Dataset items
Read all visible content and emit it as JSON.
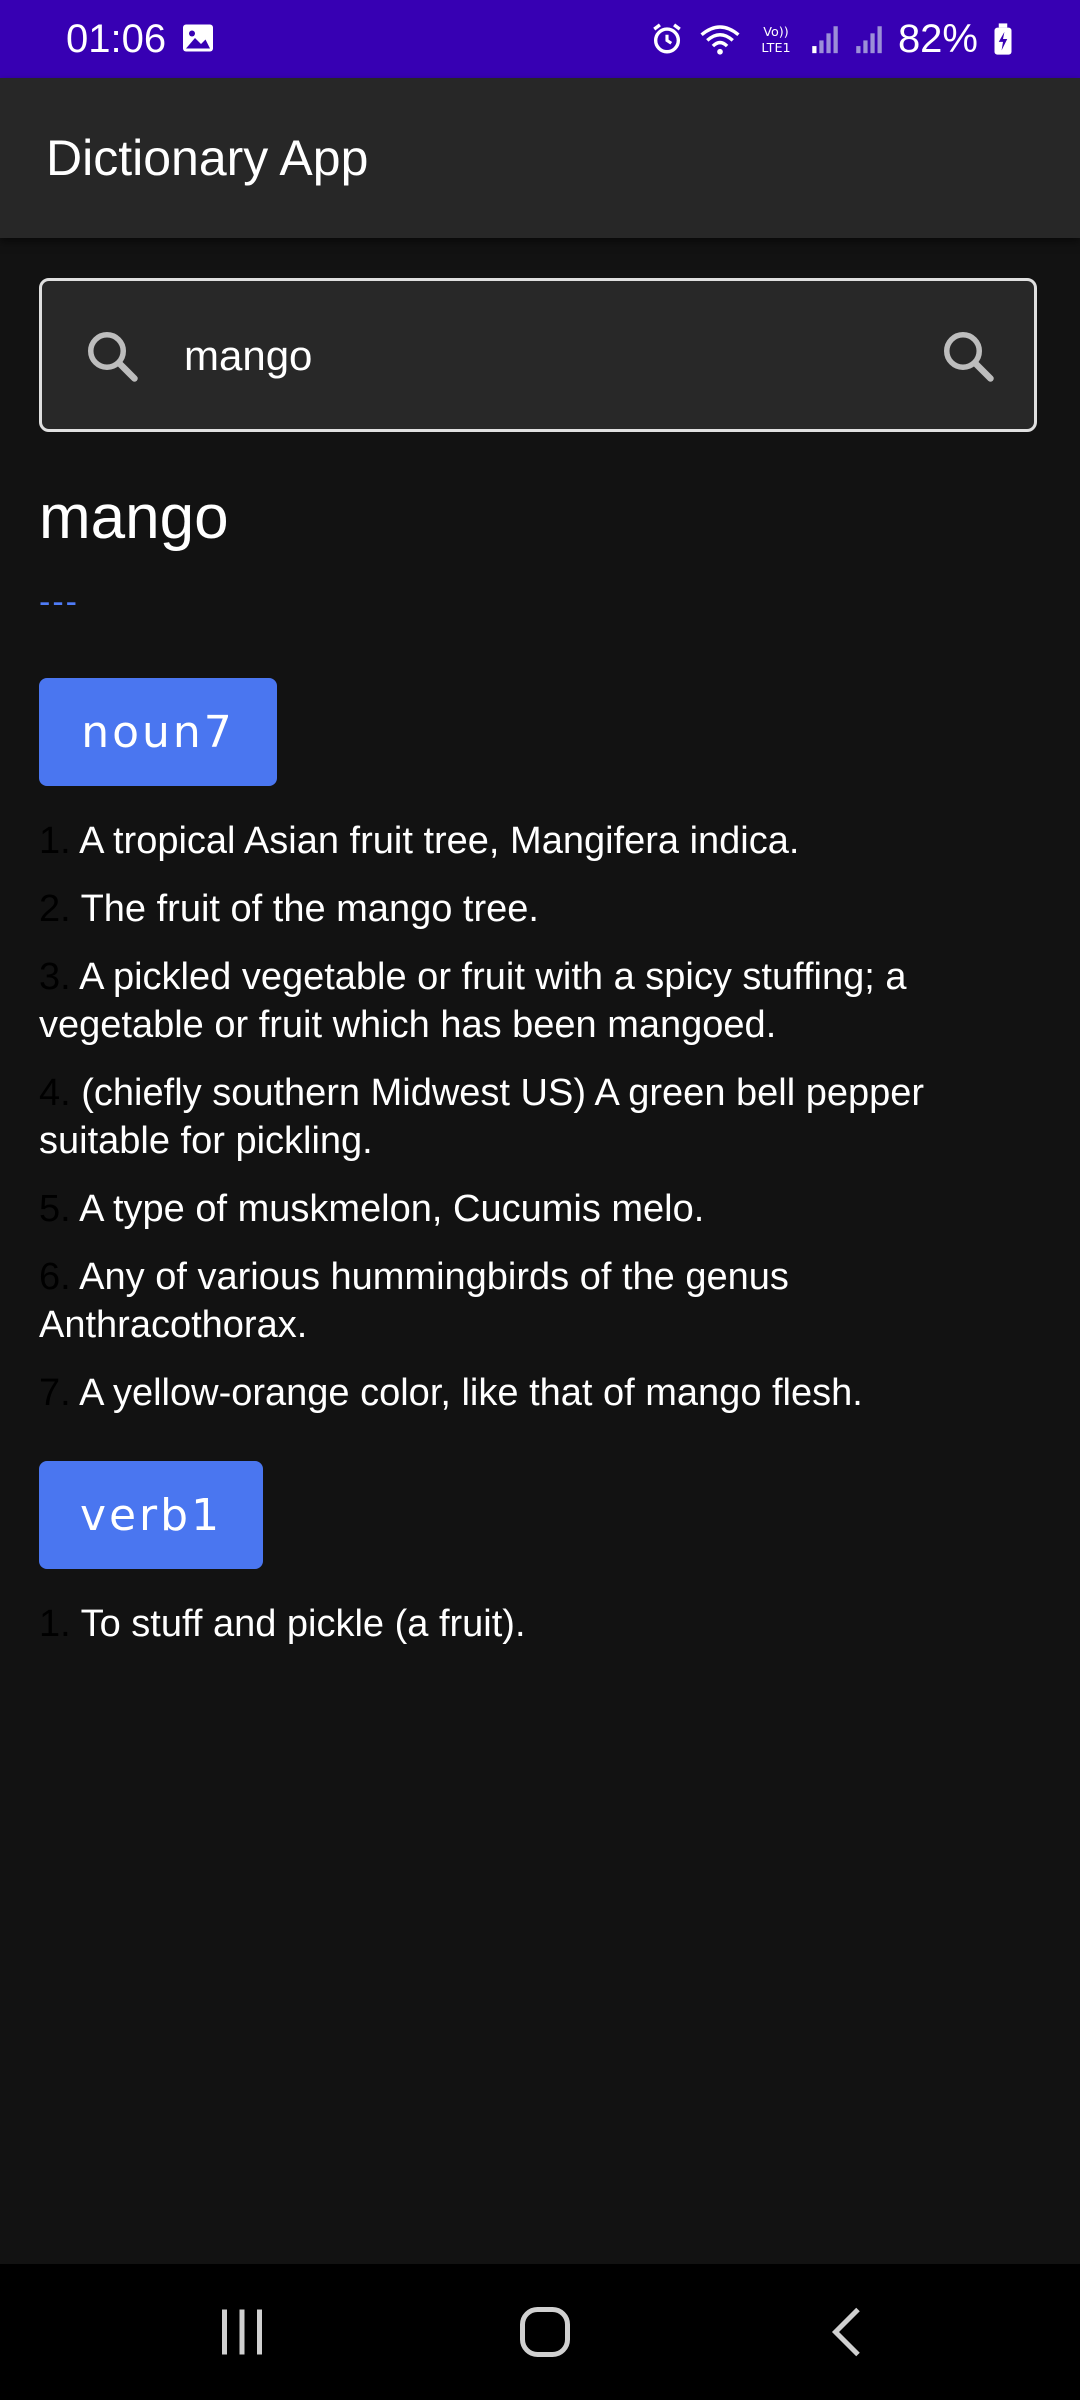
{
  "status_bar": {
    "time": "01:06",
    "battery": "82%",
    "left_icons": [
      "gallery-icon"
    ],
    "right_icons": [
      "alarm-icon",
      "wifi-icon",
      "volte-icon",
      "signal-icon",
      "signal-icon",
      "battery-charging-icon"
    ]
  },
  "app_bar": {
    "title": "Dictionary App"
  },
  "search": {
    "value": "mango",
    "leading_icon": "search-icon",
    "trailing_icon": "search-icon"
  },
  "result": {
    "word": "mango",
    "phonetic": "---",
    "sections": [
      {
        "part_of_speech": "noun7",
        "definitions": [
          {
            "num": "1.",
            "text": "A tropical Asian fruit tree, Mangifera indica."
          },
          {
            "num": "2.",
            "text": "The fruit of the mango tree."
          },
          {
            "num": "3.",
            "text": "A pickled vegetable or fruit with a spicy stuffing; a vegetable or fruit which has been mangoed."
          },
          {
            "num": "4.",
            "text": "(chiefly southern Midwest US) A green bell pepper suitable for pickling."
          },
          {
            "num": "5.",
            "text": "A type of muskmelon, Cucumis melo."
          },
          {
            "num": "6.",
            "text": "Any of various hummingbirds of the genus Anthracothorax."
          },
          {
            "num": "7.",
            "text": "A yellow-orange color, like that of mango flesh."
          }
        ]
      },
      {
        "part_of_speech": "verb1",
        "definitions": [
          {
            "num": "1.",
            "text": "To stuff and pickle (a fruit)."
          }
        ]
      }
    ]
  },
  "colors": {
    "status_bar": "#3700b3",
    "app_bar": "#272727",
    "background": "#121212",
    "chip": "#4a76f0",
    "phonetic": "#4f7cf7"
  },
  "nav_bar": {
    "buttons": [
      "recents-icon",
      "home-icon",
      "back-icon"
    ]
  }
}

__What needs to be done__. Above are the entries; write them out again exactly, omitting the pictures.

__Exercise solution__.
Read all visible content and emit it as JSON.
{
  "status_bar": {
    "time": "01:06",
    "battery": "82%",
    "left_icons": [
      "gallery-icon"
    ],
    "right_icons": [
      "alarm-icon",
      "wifi-icon",
      "volte-icon",
      "signal-icon",
      "signal-icon",
      "battery-charging-icon"
    ]
  },
  "app_bar": {
    "title": "Dictionary App"
  },
  "search": {
    "value": "mango",
    "leading_icon": "search-icon",
    "trailing_icon": "search-icon"
  },
  "result": {
    "word": "mango",
    "phonetic": "---",
    "sections": [
      {
        "part_of_speech": "noun7",
        "definitions": [
          {
            "num": "1.",
            "text": "A tropical Asian fruit tree, Mangifera indica."
          },
          {
            "num": "2.",
            "text": "The fruit of the mango tree."
          },
          {
            "num": "3.",
            "text": "A pickled vegetable or fruit with a spicy stuffing; a vegetable or fruit which has been mangoed."
          },
          {
            "num": "4.",
            "text": "(chiefly southern Midwest US) A green bell pepper suitable for pickling."
          },
          {
            "num": "5.",
            "text": "A type of muskmelon, Cucumis melo."
          },
          {
            "num": "6.",
            "text": "Any of various hummingbirds of the genus Anthracothorax."
          },
          {
            "num": "7.",
            "text": "A yellow-orange color, like that of mango flesh."
          }
        ]
      },
      {
        "part_of_speech": "verb1",
        "definitions": [
          {
            "num": "1.",
            "text": "To stuff and pickle (a fruit)."
          }
        ]
      }
    ]
  },
  "colors": {
    "status_bar": "#3700b3",
    "app_bar": "#272727",
    "background": "#121212",
    "chip": "#4a76f0",
    "phonetic": "#4f7cf7"
  },
  "nav_bar": {
    "buttons": [
      "recents-icon",
      "home-icon",
      "back-icon"
    ]
  }
}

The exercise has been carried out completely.